* What you will do
Could you retype all of the records exactly, leaving out every picture?

- - - - - - -

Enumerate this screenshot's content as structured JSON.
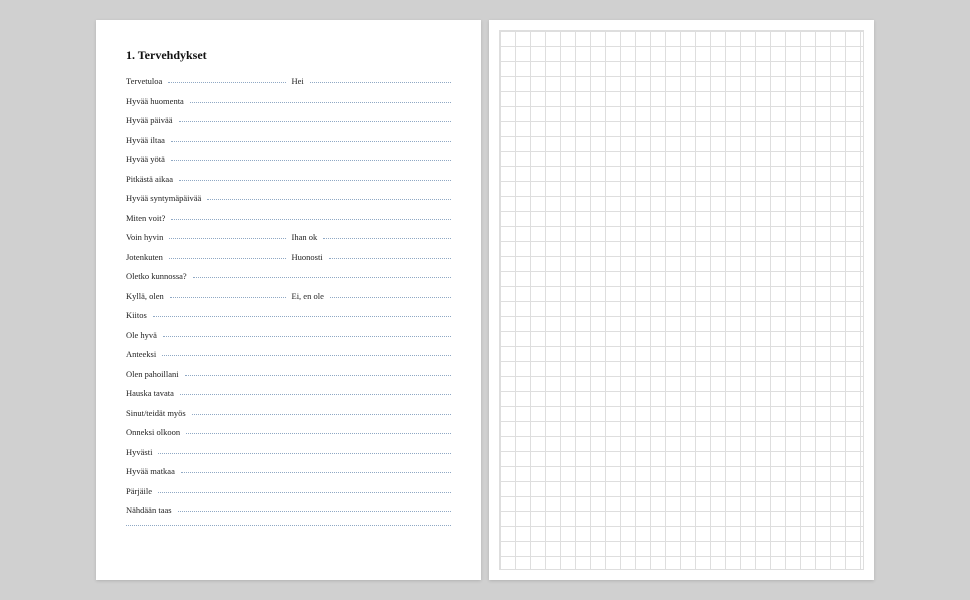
{
  "title": "1. Tervehdykset",
  "rows": [
    {
      "cells": [
        "Tervetuloa",
        "Hei"
      ]
    },
    {
      "cells": [
        "Hyvää huomenta"
      ]
    },
    {
      "cells": [
        "Hyvää päivää"
      ]
    },
    {
      "cells": [
        "Hyvää iltaa"
      ]
    },
    {
      "cells": [
        "Hyvää yötä"
      ]
    },
    {
      "cells": [
        "Pitkästä aikaa"
      ]
    },
    {
      "cells": [
        "Hyvää syntymäpäivää"
      ]
    },
    {
      "cells": [
        "Miten voit?"
      ]
    },
    {
      "cells": [
        "Voin hyvin",
        "Ihan ok"
      ]
    },
    {
      "cells": [
        "Jotenkuten",
        "Huonosti"
      ]
    },
    {
      "cells": [
        "Oletko kunnossa?"
      ]
    },
    {
      "cells": [
        "Kyllä, olen",
        "Ei, en ole"
      ]
    },
    {
      "cells": [
        "Kiitos"
      ]
    },
    {
      "cells": [
        "Ole hyvä"
      ]
    },
    {
      "cells": [
        "Anteeksi"
      ]
    },
    {
      "cells": [
        "Olen pahoillani"
      ]
    },
    {
      "cells": [
        "Hauska tavata"
      ]
    },
    {
      "cells": [
        "Sinut/teidät myös"
      ]
    },
    {
      "cells": [
        "Onneksi olkoon"
      ]
    },
    {
      "cells": [
        "Hyvästi"
      ]
    },
    {
      "cells": [
        "Hyvää matkaa"
      ]
    },
    {
      "cells": [
        "Pärjäile"
      ]
    },
    {
      "cells": [
        "Nähdään taas"
      ]
    },
    {
      "cells": [
        ""
      ]
    }
  ],
  "colors": {
    "dotted_line": "#8fa8c4",
    "grid_line": "#dedede",
    "page_bg": "#ffffff",
    "app_bg": "#d0d0d0"
  }
}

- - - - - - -

* Worked solution
Enumerate this screenshot's content as structured JSON.
{
  "title": "1. Tervehdykset",
  "rows": [
    {
      "cells": [
        "Tervetuloa",
        "Hei"
      ]
    },
    {
      "cells": [
        "Hyvää huomenta"
      ]
    },
    {
      "cells": [
        "Hyvää päivää"
      ]
    },
    {
      "cells": [
        "Hyvää iltaa"
      ]
    },
    {
      "cells": [
        "Hyvää yötä"
      ]
    },
    {
      "cells": [
        "Pitkästä aikaa"
      ]
    },
    {
      "cells": [
        "Hyvää syntymäpäivää"
      ]
    },
    {
      "cells": [
        "Miten voit?"
      ]
    },
    {
      "cells": [
        "Voin hyvin",
        "Ihan ok"
      ]
    },
    {
      "cells": [
        "Jotenkuten",
        "Huonosti"
      ]
    },
    {
      "cells": [
        "Oletko kunnossa?"
      ]
    },
    {
      "cells": [
        "Kyllä, olen",
        "Ei, en ole"
      ]
    },
    {
      "cells": [
        "Kiitos"
      ]
    },
    {
      "cells": [
        "Ole hyvä"
      ]
    },
    {
      "cells": [
        "Anteeksi"
      ]
    },
    {
      "cells": [
        "Olen pahoillani"
      ]
    },
    {
      "cells": [
        "Hauska tavata"
      ]
    },
    {
      "cells": [
        "Sinut/teidät myös"
      ]
    },
    {
      "cells": [
        "Onneksi olkoon"
      ]
    },
    {
      "cells": [
        "Hyvästi"
      ]
    },
    {
      "cells": [
        "Hyvää matkaa"
      ]
    },
    {
      "cells": [
        "Pärjäile"
      ]
    },
    {
      "cells": [
        "Nähdään taas"
      ]
    },
    {
      "cells": [
        ""
      ]
    }
  ],
  "colors": {
    "dotted_line": "#8fa8c4",
    "grid_line": "#dedede",
    "page_bg": "#ffffff",
    "app_bg": "#d0d0d0"
  }
}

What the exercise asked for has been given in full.